◆ Action item
Report the lines of the material that carry the string "true".

^^^^^^^^^^^^^^^^

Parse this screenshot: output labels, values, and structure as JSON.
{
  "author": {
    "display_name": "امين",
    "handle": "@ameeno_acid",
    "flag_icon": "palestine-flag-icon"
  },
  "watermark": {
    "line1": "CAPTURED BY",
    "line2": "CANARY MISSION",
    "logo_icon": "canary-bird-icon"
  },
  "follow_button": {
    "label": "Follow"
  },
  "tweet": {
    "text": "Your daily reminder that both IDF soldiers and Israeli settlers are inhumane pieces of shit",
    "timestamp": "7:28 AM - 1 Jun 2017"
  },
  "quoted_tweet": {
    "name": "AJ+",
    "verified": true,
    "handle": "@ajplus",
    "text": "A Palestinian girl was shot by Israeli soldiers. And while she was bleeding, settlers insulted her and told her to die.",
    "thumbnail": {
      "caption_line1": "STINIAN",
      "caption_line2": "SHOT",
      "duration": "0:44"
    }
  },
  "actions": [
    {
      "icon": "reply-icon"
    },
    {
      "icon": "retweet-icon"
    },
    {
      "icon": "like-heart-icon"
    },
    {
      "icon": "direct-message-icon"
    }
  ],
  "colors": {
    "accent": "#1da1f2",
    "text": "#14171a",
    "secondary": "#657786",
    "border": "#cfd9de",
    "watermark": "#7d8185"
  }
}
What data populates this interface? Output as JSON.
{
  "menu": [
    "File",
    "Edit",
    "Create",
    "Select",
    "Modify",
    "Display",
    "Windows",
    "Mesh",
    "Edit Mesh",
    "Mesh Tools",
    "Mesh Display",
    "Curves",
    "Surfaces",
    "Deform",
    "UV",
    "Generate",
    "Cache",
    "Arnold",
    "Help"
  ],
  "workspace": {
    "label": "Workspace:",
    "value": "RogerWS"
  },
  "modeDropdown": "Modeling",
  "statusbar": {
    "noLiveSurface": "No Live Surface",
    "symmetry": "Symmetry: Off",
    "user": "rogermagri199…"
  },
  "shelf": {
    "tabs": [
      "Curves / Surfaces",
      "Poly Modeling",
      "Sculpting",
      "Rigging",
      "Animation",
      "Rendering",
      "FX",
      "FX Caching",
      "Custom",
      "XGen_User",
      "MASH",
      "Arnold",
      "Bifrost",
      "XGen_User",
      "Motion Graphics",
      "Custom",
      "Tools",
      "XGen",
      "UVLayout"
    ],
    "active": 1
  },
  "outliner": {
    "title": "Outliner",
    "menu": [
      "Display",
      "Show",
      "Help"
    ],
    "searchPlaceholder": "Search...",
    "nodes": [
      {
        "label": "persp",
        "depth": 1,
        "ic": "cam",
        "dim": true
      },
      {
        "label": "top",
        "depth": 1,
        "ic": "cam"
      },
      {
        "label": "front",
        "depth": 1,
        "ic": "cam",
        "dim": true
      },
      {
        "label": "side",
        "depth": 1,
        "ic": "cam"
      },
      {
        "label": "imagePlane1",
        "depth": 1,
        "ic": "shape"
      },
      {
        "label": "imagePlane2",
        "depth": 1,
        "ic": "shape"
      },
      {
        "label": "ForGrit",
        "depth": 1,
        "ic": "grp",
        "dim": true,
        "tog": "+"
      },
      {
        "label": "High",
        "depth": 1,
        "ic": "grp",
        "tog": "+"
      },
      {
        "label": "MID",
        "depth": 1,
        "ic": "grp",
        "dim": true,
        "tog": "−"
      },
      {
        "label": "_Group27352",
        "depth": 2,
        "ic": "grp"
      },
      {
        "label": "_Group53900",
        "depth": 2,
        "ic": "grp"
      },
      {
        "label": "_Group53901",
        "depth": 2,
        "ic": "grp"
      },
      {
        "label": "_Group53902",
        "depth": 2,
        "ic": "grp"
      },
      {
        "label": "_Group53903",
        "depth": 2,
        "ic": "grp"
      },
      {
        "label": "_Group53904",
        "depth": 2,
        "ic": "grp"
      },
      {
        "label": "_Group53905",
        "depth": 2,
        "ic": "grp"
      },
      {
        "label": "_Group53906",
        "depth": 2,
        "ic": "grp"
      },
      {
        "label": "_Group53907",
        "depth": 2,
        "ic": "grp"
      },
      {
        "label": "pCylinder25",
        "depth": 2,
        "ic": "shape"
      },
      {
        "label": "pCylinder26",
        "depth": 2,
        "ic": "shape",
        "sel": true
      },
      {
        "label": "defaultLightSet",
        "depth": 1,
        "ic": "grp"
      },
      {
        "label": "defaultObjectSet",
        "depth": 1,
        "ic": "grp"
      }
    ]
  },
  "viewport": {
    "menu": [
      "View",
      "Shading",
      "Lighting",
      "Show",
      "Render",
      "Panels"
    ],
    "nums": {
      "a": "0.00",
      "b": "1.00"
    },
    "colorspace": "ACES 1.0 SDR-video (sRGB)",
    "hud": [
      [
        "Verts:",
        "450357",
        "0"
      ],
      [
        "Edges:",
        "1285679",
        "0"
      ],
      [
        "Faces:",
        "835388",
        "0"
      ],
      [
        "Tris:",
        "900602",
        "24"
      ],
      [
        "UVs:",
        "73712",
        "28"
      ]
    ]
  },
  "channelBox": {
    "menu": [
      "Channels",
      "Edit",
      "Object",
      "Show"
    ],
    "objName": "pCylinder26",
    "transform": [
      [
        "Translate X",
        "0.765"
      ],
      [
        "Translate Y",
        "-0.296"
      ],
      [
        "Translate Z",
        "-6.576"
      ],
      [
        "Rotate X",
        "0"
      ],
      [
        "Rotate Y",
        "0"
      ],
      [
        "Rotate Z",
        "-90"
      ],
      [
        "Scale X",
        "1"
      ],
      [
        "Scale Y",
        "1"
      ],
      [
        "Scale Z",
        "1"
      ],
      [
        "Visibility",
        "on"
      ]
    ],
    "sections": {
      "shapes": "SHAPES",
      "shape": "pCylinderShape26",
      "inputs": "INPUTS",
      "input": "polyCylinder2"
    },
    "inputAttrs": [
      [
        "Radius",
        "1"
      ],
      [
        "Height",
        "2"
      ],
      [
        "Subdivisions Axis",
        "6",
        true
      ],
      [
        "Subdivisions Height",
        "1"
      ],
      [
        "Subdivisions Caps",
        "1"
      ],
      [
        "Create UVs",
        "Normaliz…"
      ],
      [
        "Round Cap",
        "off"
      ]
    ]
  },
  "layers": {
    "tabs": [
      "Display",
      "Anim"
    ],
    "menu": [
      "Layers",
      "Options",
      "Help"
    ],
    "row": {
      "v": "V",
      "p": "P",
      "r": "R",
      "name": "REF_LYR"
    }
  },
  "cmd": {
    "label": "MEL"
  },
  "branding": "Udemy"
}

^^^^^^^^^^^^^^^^

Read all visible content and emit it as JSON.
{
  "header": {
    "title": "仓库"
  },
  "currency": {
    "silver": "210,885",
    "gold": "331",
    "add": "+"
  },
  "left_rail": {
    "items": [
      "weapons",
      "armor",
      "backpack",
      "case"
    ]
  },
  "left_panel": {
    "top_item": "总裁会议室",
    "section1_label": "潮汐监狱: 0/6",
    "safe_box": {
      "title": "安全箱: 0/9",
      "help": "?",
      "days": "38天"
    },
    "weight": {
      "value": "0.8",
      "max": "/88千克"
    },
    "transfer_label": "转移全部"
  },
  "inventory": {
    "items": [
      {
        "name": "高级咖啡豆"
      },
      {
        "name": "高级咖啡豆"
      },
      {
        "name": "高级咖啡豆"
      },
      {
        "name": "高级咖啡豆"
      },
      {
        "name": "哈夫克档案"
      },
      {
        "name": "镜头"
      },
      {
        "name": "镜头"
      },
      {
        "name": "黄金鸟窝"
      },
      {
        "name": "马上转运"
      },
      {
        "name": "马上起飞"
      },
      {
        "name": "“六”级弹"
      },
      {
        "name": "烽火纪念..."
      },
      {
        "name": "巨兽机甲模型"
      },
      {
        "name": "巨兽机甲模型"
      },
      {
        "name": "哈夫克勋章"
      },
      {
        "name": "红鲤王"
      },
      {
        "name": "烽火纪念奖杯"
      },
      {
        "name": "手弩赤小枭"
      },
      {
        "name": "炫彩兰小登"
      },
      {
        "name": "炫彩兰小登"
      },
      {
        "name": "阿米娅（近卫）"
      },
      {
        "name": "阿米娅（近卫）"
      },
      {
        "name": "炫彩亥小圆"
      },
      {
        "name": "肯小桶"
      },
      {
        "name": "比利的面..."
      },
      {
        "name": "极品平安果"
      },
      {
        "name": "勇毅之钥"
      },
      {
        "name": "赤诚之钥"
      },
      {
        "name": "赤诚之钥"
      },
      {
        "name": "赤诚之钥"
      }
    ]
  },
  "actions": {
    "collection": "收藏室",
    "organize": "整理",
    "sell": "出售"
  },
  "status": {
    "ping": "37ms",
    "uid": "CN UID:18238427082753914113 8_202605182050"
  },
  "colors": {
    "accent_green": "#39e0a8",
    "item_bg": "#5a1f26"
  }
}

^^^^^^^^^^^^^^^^

◆ Response for this exercise
    "verified": true,
        "dim": true
        "dim": true
        "dim": true,
        "dim": true,
        "sel": true
        true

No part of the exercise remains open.